I started developing the game back in 2010 after a brief period of playing with the DevKitPro and the Nehe GX lessons, which take you through 8 lessons to display a basic spinning cube, originally intended for GameCube programmers to learn.

GX is much like GL in many ways, but lower level to the GameCube and Wii systems than OpenGL is designed to be.

At the time I started development of Exiaxis a certain publisher had declined to port a game to the wii, citing that if they ported their game from Xbox and Playstation to the Wii, they would not be able to display the large numbers ( upwards of 100 ) enemies on screen at once - the wii simply didn't have the power.

I wanted to see for myself what the Wii could display.

I decided to target some very simple N64 level graphics, without too many bells and whistles such as dynamic lighting or high poly models and textures.

Eventually I was able to produce a game engine from scratch, able to display at 60fps over 150 enemies at once, and up to 300 enemies at once at 30fps, and able to continue with relatively little degradation to frame rate up to 1000 monsters at once.

Some features of the engine

  • Only processes GX for on-screen enemies
  • Level of Detail ( lod ) to only display textures and models as needed when they get close enough to be seen
  • Dynamic generation of landscapes using a Diamond Square Algorithm
  • Separate processing of graphics and simulations, retaining normal play even when the graphics subsystem isn't able to display 60fps
  • 29000 blades of grass blowing gently in the breeze
    • 1000 monsters at once
    • 200 extra FX sprites showing explosions, dirt, smoke etc


The models for the monsters themeselves were created and animated in blender from quads, converted with a perl script to arrays that were included directly in the game.

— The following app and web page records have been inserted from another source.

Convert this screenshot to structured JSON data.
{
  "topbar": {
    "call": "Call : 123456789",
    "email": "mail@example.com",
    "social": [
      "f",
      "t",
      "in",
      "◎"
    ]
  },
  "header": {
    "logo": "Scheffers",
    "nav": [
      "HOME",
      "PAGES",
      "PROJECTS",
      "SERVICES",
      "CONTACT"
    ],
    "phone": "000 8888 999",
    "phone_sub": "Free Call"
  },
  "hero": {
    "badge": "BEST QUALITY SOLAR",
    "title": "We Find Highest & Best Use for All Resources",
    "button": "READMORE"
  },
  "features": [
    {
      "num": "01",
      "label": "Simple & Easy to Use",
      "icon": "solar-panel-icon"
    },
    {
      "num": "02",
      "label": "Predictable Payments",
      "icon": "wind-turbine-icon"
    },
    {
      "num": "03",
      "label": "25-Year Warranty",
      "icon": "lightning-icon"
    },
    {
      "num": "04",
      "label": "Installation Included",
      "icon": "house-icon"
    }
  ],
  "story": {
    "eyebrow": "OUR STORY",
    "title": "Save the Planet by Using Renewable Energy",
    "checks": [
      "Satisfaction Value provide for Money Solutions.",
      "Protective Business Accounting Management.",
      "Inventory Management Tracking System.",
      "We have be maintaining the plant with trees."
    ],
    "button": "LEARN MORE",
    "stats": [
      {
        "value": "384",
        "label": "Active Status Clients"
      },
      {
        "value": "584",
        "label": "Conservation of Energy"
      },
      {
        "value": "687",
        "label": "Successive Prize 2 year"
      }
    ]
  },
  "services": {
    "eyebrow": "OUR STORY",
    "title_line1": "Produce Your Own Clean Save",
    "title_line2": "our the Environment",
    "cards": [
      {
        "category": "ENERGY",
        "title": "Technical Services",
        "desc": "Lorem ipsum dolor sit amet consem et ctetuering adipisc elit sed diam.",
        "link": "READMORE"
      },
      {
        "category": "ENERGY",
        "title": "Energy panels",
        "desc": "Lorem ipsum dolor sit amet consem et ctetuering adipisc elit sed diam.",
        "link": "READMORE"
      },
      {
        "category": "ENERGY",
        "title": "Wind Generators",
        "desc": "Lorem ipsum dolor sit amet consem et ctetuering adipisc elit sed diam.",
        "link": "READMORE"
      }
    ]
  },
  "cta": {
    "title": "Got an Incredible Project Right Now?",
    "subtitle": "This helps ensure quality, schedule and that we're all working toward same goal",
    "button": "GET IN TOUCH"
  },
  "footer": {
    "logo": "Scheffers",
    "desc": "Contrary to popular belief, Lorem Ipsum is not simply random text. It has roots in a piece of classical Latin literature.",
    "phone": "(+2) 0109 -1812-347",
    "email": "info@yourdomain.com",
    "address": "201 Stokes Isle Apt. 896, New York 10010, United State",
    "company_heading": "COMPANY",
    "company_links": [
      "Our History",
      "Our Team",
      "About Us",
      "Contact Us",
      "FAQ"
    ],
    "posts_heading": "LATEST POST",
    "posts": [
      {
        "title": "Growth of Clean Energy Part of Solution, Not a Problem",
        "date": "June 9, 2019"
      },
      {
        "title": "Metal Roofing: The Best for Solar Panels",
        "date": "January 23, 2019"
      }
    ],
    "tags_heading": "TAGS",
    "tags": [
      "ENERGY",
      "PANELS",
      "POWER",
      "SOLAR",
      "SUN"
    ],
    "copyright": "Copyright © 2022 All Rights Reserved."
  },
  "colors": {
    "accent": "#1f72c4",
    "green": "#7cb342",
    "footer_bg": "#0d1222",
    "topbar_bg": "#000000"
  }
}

I targeted around 1000 Quads per model, although some of the enemies are quite far under that, and several break that barrier handily. 

All the models are UV mapped with varying degrees of success, and at 3 different resolutions, so that distant enemies can use extremely low resolution textures without impacting performance too much - it helps that the wii only goes up to 480p, so you can get fairly close with a 32 or 64 pixel wide texture without too much detail loss.

With the asndlib and gcmodplay libraries included in DevKitPro's LibOGC, I was able to include sound effects, which I created from raw and then converted with custom scripts, swapping the binary endianness of them to work with the Wii, and used MilkyTracker and a selection of samples from snippets of other instruments to create 13 songs for background music on the title and during gameplay, which you might find catchy if you're into old C64 style .mod music.